Are you looking for a healthier pasta? There are alternative grain pastas that have a lot to offer. Often, pasta gets a bum rap; with dieters and carbohydrate haters sullying its reputation. Luckily with many whole grain and gluten free pasta varieties available today, the comfort and nutrition of pasta can, again, appeal to the masses.
Consuming whole grains has been shown to lower the risk of heart disease, stroke, diabetes and certain types of cancers. Choosing whole grain pasta is a delicious and easy way to include more vitamins and minerals and almost twice the amount of fiber that is offered by regular wheat pasta. The key to finding the types of pasta that speak to your taste buds is to experiment!
Types of Pasta:
Whole Wheat Flour Pasta
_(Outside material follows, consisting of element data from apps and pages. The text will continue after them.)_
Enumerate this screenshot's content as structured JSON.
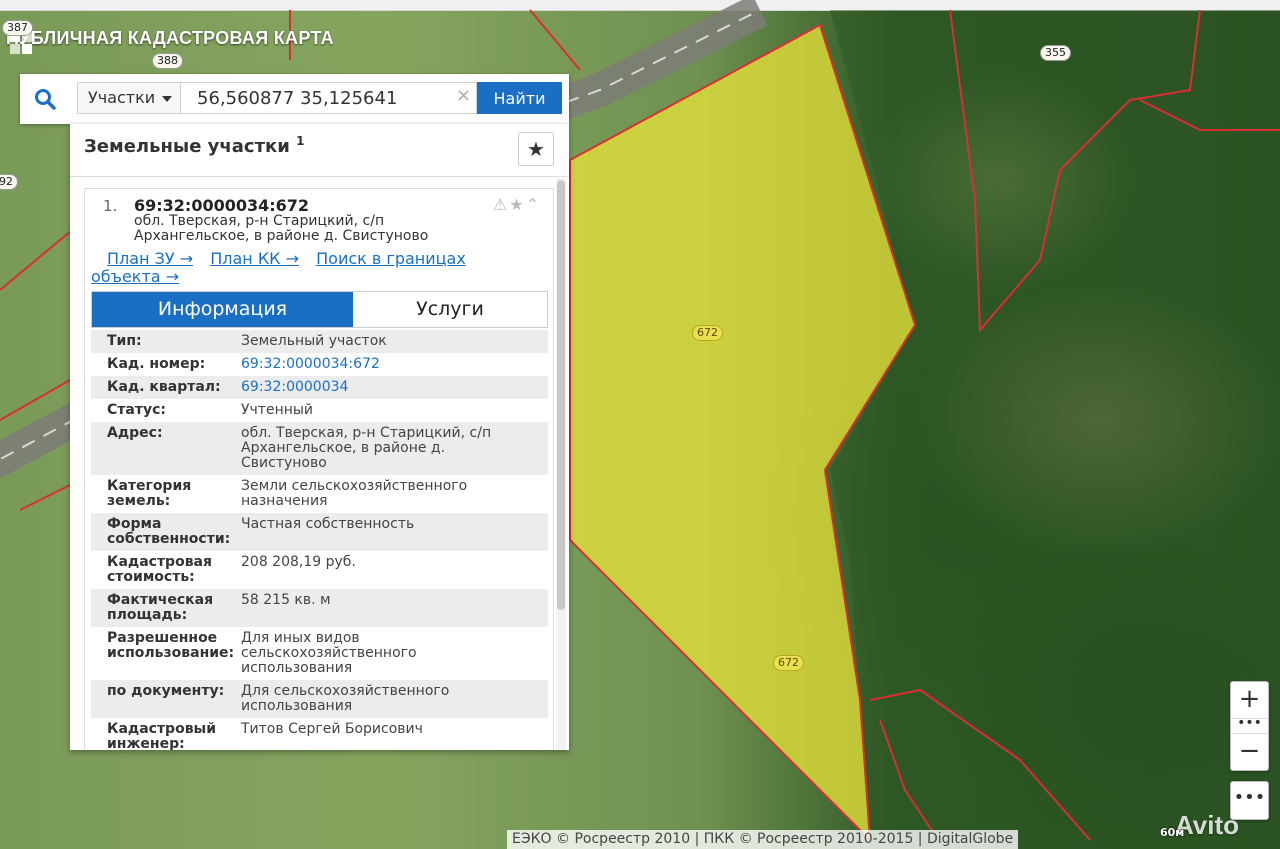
{
  "app": {
    "title": "ПУБЛИЧНАЯ КАДАСТРОВАЯ КАРТА"
  },
  "search": {
    "type_selected": "Участки",
    "query": "56,560877 35,125641",
    "clear_symbol": "×",
    "find_label": "Найти"
  },
  "panel": {
    "heading": "Земельные участки",
    "count": "1",
    "favorite_icon": "star-icon",
    "result": {
      "index": "1.",
      "cad_number": "69:32:0000034:672",
      "address": "обл. Тверская, р-н Старицкий, с/п Архангельское, в районе д. Свистуново",
      "links": [
        "План ЗУ →",
        "План КК →",
        "Поиск в границах объекта →"
      ],
      "tabs": [
        "Информация",
        "Услуги"
      ],
      "active_tab": "Информация",
      "fields": [
        {
          "key": "Тип:",
          "value": "Земельный участок"
        },
        {
          "key": "Кад. номер:",
          "value": "69:32:0000034:672"
        },
        {
          "key": "Кад. квартал:",
          "value": "69:32:0000034"
        },
        {
          "key": "Статус:",
          "value": "Учтенный"
        },
        {
          "key": "Адрес:",
          "value": "обл. Тверская, р-н Старицкий, с/п Архангельское, в районе д. Свистуново"
        },
        {
          "key": "Категория земель:",
          "value": "Земли сельскохозяйственного назначения"
        },
        {
          "key": "Форма собственности:",
          "value": "Частная собственность"
        },
        {
          "key": "Кадастровая стоимость:",
          "value": "208 208,19 руб."
        },
        {
          "key": "Фактическая площадь:",
          "value": "58 215 кв. м"
        },
        {
          "key": "Разрешенное использование:",
          "value": "Для иных видов сельскохозяйственного использования"
        },
        {
          "key": "по документу:",
          "value": "Для сельскохозяйственного использования"
        },
        {
          "key": "Кадастровый инженер:",
          "value": "Титов Сергей Борисович"
        }
      ]
    }
  },
  "map": {
    "parcel_labels": [
      "387",
      "388",
      "92",
      "355",
      "672",
      "672"
    ],
    "highlight_color": "#e6e23a",
    "boundary_color": "#d83030",
    "zoom_in": "+",
    "zoom_out": "−",
    "zoom_dots": "•••",
    "more": "•••",
    "attribution": "ЕЭКО © Росреестр 2010 | ПКК © Росреестр 2010-2015 | DigitalGlobe",
    "scale": "60м",
    "watermark": "Avito"
  }
}
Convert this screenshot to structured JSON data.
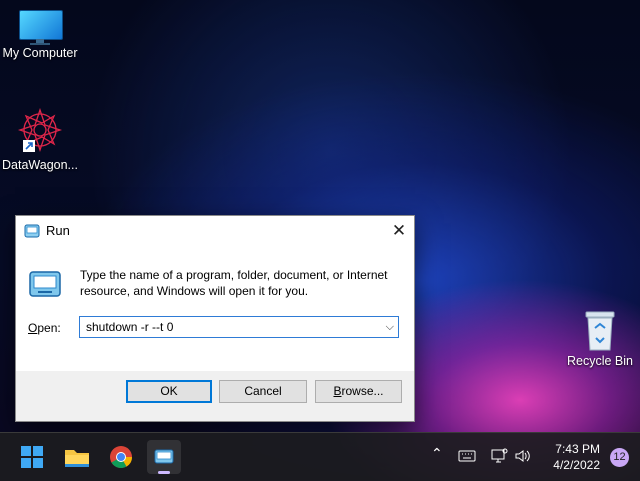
{
  "desktop": {
    "icons": [
      {
        "label": "My Computer"
      },
      {
        "label": "DataWagon..."
      },
      {
        "label": "Recycle Bin"
      }
    ]
  },
  "run_dialog": {
    "title": "Run",
    "description": "Type the name of a program, folder, document, or Internet resource, and Windows will open it for you.",
    "open_label": "Open:",
    "open_label_accel": "O",
    "open_label_rest": "pen:",
    "command_value": "shutdown -r --t 0",
    "ok_label": "OK",
    "cancel_label": "Cancel",
    "browse_label": "Browse...",
    "browse_accel": "B",
    "browse_rest": "rowse..."
  },
  "taskbar": {
    "time": "7:43 PM",
    "date": "4/2/2022",
    "notification_count": "12",
    "apps": [
      "start-icon",
      "file-explorer-icon",
      "chrome-icon",
      "run-icon"
    ],
    "accent": "#cdb9ff"
  }
}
When wheat is milled to make flour, parts of the grain are separated during the milling process; and then recombined to create different varieties of flour. Whole wheat flour is a nutritious alternative to white flour because it provides dietary fiber not found in the latter. Some are even enriched with riboflavin, niacin and folic acid. However, some whole wheat flours have the majority of the germ removed; so whole wheat may not necessarily mean whole grain- read the label carefully as due diligence is required.
An ancient grain with a nutty flavor, spelt flour can easily be swapped for wheat flour in pasta and other baked treats. For those with wheat intolerances, spelt flour is reportedly easier to digest; however, spelt flour does contain gluten, and is therefore not recommended for those with gluten allergies. The water solubility of spelt is higher than that of wheat, which allows for more efficient nutrient synthesis. This powerhouse is a great source of protein, fiber, B vitamins and manganese.
This is the oldest cultivated grain in the world; and was first domesticated in the Middle East. This grain is nutty like its spelt counterpart. It is high in protein, fiber and magnesium.
Always a crowd favorite in its seed form; it also makes for a very healthy pasta. Quinoa is renowned for being an excellent source of fiber, magnesium, iron and riboflavin; but it is also a complete protein, containing all the essential amino acids.
Flaxseed, like Quinoa, is a nutrition powerhouse. In pasta, flax is generally mixed with whole grain flour in order to create pasta that stands up to cooking. This seed is one of the richest plant sources of omega3 fatty acids and they are incredibly high in fiber, magnesium, thiamine and phosphorus.
Brown Rice Pasta
This is a wholesome and nutritious gluten free alternative; and is readily available in most grocery stores. It is less processed than white flour and therefore contains more nutrients. An excellent source of manganese and selenium, brown rice has almost four times the amount of insoluble fiber than white rice.
Grown the world over, buckwheat creates tender and chewy pasta; another common name for them is the Japanese derived variety known as soba noodles. Buckwheat is gluten free; but buyers beware, it is often mixed with potato, rice or wheat flour in order to make pasta. Due to its elevated level of manganese, buckwheat noodles may help metabolize cholesterol.
So you see, regardless of whether you are gluten intolerant or simply trying to avoid the post pasta slump, there really is are pasta varieties for everyone!
Guest post by Bianca Osbourne, who is a professionally trained natural foods chef, recipe developer and freelance writer. She created healthy recipes on her website Vitality Guide For Women, where she focuses on presenting healthy eating in down to earth and flavorful style.
Photo credit: backtoherroots.com via Colleen on Pinterest